Joshua Plotkin, PhD, Walter H. and Leonore C. Annenberg Professor of Natural Sciences, University of Pennsylvania

Bugs in Democracy: Fair Maps, Gerrymandering, and the Road to Majority Rule in America, Dr. Sam Wang

A democracy should be responsive to changes in voter preference and the majority be able to convert its preferences to power. The talk will discuss how the United States currently has neither feature at a national level.

Gerrymandering amplifies the effects of human geography with larger representational impact than incomplete Census data or voter suppression. Our Presidential election process has drifted far from the Founders' original design and selects the popular-vote loser in 1 out of 3 close elections. These flaws in "Democracy 1.0" are repairable by federalist principles and state-by-state action. "Democracy 2.0" will be constructed by citizens, reformers, and a clear quantitative understanding of how rules and consequences are connected.

Information Gerrymandering and Undemocratic Decisions, Dr. Joshua Plotkin

Many Americans receive their news and form political opinions through social media. But social media platforms are not shaping up to be the utopian spaces for human connection their founders once hoped. Instead, the Internet has introduced phenomena that can influence national elections and even threaten democracy. This talk will describe recent findings on "information gerrymandering” — how the structure of a social network can profoundly bias collective decisions. Evidence of these effects is found in large-scale human experiments, real-world social-media networks, and networks of legislative actions in the US Congress. These results motivate questions about policy.

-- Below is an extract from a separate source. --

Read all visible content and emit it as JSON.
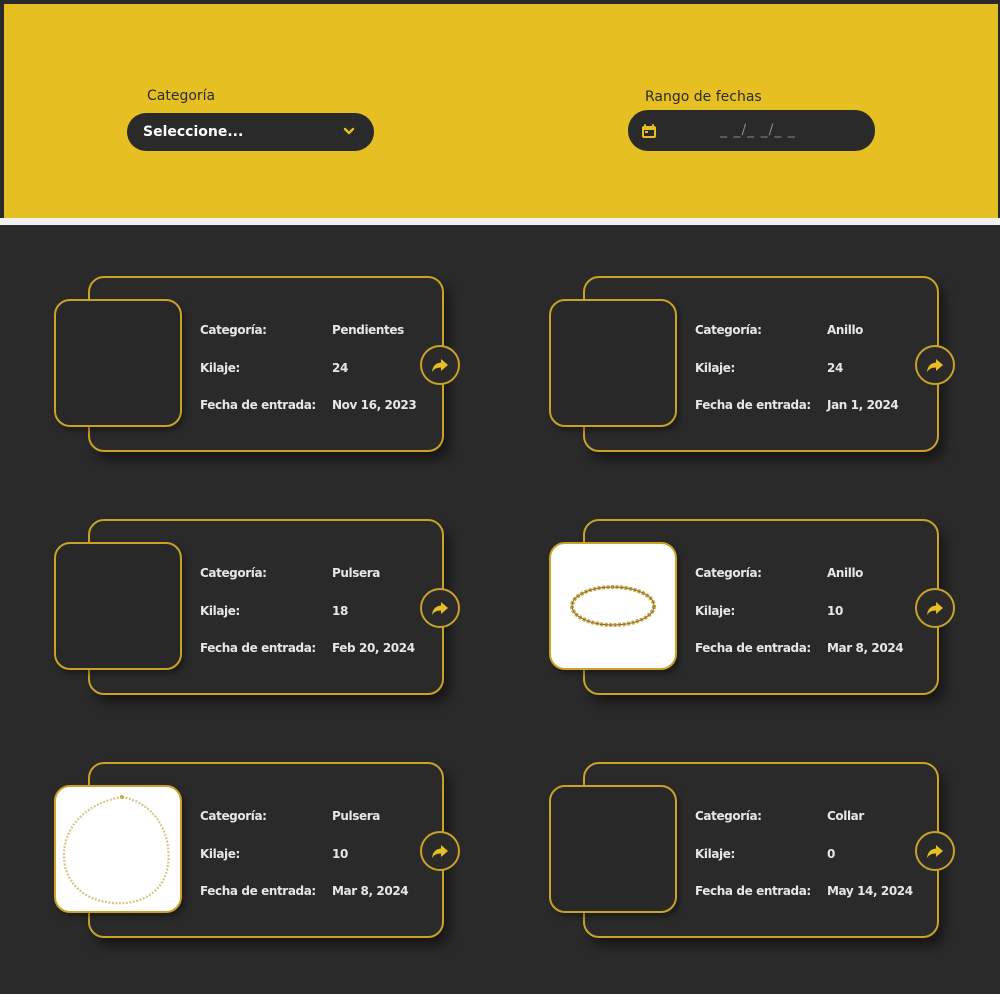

Hosted by the Biodesign Center for Biocomputing, Security and Society.

Image source: https://ajmoralesguzman.com/political-polarization/